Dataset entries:
========

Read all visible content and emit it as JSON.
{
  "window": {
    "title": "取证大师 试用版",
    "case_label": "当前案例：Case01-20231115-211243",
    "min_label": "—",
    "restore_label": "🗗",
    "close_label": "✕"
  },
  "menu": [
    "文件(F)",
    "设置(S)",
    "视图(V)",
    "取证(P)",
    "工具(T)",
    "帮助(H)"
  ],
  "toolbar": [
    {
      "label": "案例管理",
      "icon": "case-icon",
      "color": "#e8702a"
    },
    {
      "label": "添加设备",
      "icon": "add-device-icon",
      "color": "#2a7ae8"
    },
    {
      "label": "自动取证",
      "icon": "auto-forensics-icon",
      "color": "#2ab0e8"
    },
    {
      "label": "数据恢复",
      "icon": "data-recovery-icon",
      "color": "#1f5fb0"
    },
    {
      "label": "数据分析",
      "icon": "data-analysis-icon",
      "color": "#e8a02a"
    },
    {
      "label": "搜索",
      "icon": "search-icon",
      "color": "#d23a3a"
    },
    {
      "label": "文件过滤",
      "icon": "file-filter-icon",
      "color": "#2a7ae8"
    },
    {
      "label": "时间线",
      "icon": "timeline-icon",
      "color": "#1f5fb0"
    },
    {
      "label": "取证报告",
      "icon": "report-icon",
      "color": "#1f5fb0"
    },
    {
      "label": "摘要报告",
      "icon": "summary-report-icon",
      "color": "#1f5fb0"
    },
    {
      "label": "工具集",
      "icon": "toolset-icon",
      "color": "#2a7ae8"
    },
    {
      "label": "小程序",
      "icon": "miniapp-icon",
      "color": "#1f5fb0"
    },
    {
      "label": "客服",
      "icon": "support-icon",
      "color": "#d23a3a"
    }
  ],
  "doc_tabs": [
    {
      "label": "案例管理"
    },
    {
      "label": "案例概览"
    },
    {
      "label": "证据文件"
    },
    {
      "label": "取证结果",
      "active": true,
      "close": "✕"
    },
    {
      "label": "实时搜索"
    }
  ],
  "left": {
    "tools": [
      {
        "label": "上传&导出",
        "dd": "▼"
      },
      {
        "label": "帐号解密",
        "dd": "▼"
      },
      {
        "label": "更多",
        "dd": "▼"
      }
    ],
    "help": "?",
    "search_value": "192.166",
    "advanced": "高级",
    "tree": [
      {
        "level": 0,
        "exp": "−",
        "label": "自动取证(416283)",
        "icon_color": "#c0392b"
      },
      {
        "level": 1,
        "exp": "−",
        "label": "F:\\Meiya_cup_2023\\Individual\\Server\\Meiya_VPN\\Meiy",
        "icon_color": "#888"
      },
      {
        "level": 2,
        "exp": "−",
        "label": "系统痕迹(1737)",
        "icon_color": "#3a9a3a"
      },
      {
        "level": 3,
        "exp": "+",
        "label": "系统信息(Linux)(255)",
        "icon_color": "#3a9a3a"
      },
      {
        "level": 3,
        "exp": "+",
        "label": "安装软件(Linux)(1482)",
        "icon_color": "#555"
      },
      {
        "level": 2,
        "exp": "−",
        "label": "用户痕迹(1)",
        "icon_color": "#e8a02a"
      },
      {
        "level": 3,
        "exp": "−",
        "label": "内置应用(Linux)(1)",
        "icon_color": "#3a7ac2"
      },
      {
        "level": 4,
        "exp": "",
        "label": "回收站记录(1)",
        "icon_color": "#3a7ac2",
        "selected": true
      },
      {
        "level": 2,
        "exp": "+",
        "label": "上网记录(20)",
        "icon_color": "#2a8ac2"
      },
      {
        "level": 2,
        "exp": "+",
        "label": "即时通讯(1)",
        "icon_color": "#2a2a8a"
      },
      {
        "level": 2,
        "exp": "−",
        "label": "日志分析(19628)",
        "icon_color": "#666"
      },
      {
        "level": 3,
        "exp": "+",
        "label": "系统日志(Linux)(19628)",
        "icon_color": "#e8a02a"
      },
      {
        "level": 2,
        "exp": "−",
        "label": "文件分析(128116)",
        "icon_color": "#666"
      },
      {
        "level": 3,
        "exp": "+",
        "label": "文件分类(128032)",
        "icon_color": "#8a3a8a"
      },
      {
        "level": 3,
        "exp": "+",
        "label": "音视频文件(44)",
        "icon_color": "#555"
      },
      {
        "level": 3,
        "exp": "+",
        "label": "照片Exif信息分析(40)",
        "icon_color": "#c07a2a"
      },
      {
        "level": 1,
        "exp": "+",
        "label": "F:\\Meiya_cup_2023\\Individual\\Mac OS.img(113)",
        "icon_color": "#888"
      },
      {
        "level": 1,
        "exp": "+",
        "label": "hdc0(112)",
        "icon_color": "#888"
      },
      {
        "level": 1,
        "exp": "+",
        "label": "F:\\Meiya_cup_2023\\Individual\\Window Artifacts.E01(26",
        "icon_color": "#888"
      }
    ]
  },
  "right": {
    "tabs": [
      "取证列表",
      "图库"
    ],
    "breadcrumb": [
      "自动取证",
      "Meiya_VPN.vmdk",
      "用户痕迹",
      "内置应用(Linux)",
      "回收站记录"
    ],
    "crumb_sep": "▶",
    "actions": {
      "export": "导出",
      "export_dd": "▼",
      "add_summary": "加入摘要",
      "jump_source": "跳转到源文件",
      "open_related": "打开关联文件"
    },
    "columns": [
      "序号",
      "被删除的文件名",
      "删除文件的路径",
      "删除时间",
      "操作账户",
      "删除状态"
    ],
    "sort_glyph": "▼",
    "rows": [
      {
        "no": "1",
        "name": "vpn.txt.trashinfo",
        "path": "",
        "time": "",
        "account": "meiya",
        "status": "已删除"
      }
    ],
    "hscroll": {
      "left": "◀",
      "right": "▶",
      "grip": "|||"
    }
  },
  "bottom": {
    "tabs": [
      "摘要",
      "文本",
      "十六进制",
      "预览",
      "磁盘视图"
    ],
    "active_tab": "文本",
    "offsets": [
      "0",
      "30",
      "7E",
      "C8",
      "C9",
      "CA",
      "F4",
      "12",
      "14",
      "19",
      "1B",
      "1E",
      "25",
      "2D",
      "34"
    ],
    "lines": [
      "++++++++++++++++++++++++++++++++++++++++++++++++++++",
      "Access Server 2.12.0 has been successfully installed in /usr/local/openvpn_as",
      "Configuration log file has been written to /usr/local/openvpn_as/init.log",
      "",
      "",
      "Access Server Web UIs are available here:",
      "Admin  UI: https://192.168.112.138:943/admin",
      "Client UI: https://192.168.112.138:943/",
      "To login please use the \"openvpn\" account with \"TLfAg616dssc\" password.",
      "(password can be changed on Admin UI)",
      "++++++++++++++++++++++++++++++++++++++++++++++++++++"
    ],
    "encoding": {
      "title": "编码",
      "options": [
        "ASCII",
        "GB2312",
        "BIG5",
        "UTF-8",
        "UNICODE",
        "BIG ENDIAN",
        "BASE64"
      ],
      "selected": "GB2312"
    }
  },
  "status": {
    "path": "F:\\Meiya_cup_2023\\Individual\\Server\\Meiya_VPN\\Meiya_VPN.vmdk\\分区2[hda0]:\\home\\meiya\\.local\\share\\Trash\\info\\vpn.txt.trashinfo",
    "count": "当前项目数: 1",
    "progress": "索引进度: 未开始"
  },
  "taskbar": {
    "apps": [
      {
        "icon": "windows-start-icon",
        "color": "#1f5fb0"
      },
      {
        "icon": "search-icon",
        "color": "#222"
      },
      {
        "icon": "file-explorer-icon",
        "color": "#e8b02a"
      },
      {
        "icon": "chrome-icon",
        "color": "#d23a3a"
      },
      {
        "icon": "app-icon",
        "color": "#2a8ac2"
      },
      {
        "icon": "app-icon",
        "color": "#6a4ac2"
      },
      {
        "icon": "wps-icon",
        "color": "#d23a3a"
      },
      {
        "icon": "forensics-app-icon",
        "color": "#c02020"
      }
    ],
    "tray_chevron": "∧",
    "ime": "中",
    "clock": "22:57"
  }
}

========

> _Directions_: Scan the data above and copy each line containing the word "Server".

> _Answer box_:
        "label": "F:\\Meiya_cup_2023\\Individual\\Server\\Meiya_VPN\\Meiy",
      "Access Server 2.12.0 has been successfully installed in /usr/local/openvpn_as",
      "Access Server Web UIs are available here:",
    "path": "F:\\Meiya_cup_2023\\Individual\\Server\\Meiya_VPN\\Meiya_VPN.vmdk\\分区2[hda0]:\\home\\meiya\\.local\\share\\Trash\\info\\vpn.txt.trashinfo",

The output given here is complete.